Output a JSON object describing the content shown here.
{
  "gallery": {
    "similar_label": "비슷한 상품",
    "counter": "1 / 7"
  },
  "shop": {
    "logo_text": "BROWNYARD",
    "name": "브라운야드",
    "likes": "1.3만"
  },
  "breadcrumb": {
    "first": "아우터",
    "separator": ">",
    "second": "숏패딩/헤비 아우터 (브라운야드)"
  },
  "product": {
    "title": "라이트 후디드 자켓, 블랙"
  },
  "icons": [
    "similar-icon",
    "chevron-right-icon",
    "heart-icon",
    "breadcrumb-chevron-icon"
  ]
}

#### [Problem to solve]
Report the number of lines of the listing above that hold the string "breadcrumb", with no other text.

#### [Solution below]
2